------ DATA FOR ANALYSIS
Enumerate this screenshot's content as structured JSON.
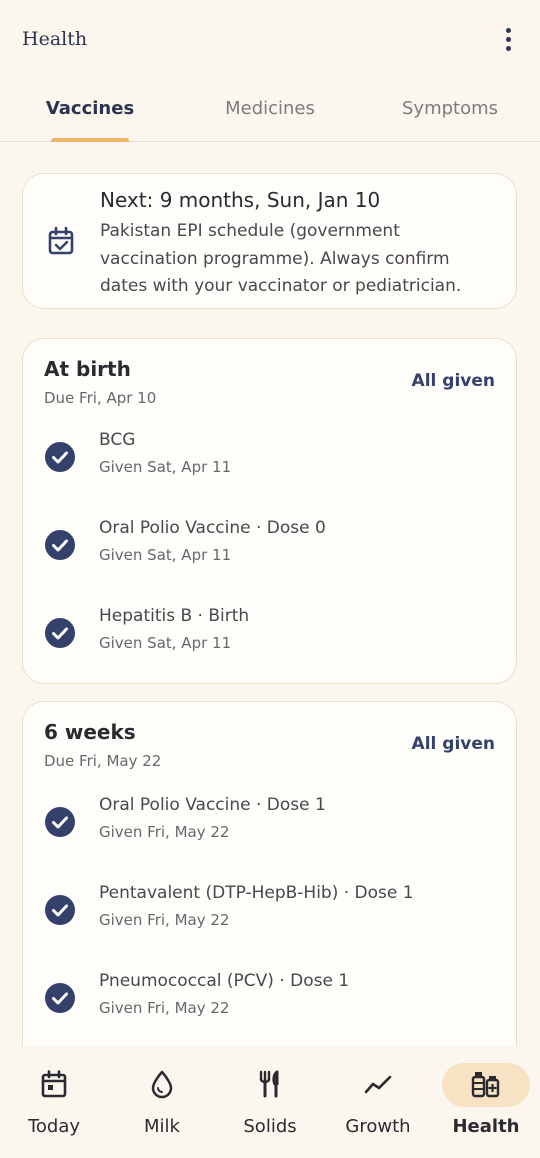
{
  "app": {
    "title": "Health"
  },
  "tabs": [
    {
      "label": "Vaccines",
      "active": true
    },
    {
      "label": "Medicines",
      "active": false
    },
    {
      "label": "Symptoms",
      "active": false
    }
  ],
  "next_card": {
    "icon": "calendar-check-icon",
    "title": "Next: 9 months, Sun, Jan 10",
    "body": "Pakistan EPI schedule (government vaccination programme). Always confirm dates with your vaccinator or pediatrician."
  },
  "groups": [
    {
      "title": "At birth",
      "due": "Due Fri, Apr 10",
      "status": "All given",
      "doses": [
        {
          "name": "BCG",
          "given": "Given Sat, Apr 11"
        },
        {
          "name": "Oral Polio Vaccine · Dose 0",
          "given": "Given Sat, Apr 11"
        },
        {
          "name": "Hepatitis B · Birth",
          "given": "Given Sat, Apr 11"
        }
      ]
    },
    {
      "title": "6 weeks",
      "due": "Due Fri, May 22",
      "status": "All given",
      "doses": [
        {
          "name": "Oral Polio Vaccine · Dose 1",
          "given": "Given Fri, May 22"
        },
        {
          "name": "Pentavalent (DTP-HepB-Hib) · Dose 1",
          "given": "Given Fri, May 22"
        },
        {
          "name": "Pneumococcal (PCV) · Dose 1",
          "given": "Given Fri, May 22"
        }
      ]
    }
  ],
  "nav": [
    {
      "label": "Today",
      "icon": "calendar-icon",
      "active": false
    },
    {
      "label": "Milk",
      "icon": "droplet-icon",
      "active": false
    },
    {
      "label": "Solids",
      "icon": "fork-knife-icon",
      "active": false
    },
    {
      "label": "Growth",
      "icon": "trend-line-icon",
      "active": false
    },
    {
      "label": "Health",
      "icon": "vaccine-vials-icon",
      "active": true
    }
  ],
  "colors": {
    "background": "#fbf7ef",
    "accent": "#f0b56a",
    "primary": "#34416a",
    "active_pill": "#f7e3c3"
  }
}
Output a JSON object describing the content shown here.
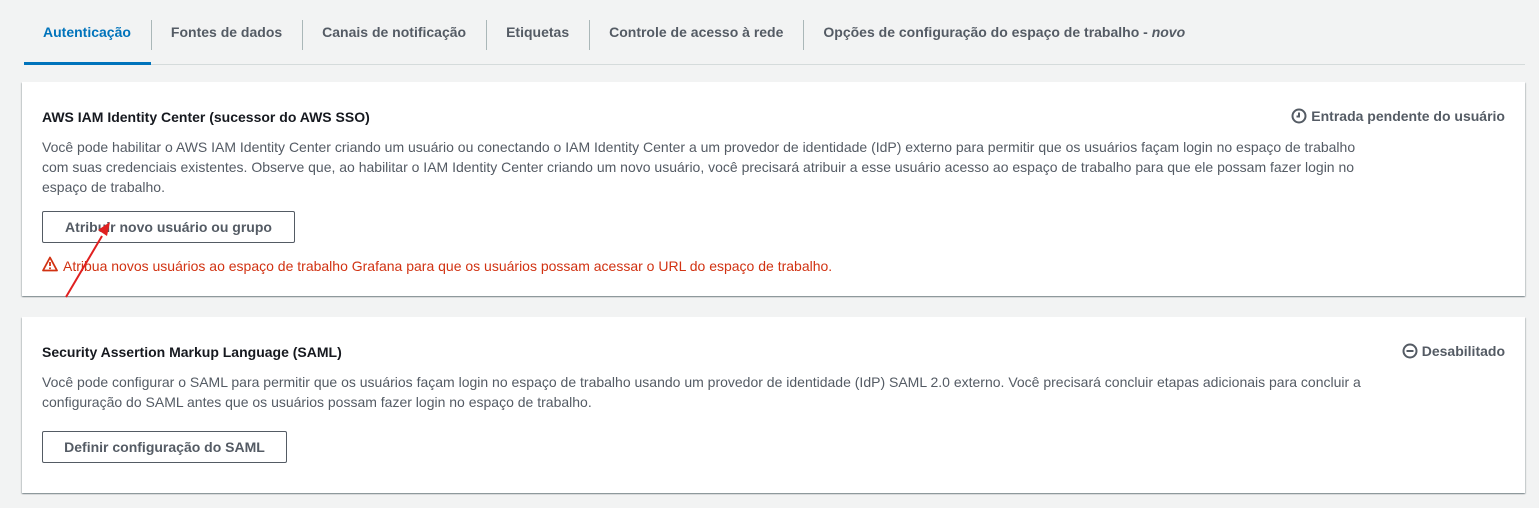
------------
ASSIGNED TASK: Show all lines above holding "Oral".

ANSWER AREA:
          "name": "Oral Polio Vaccine · Dose 0",
          "name": "Oral Polio Vaccine · Dose 1",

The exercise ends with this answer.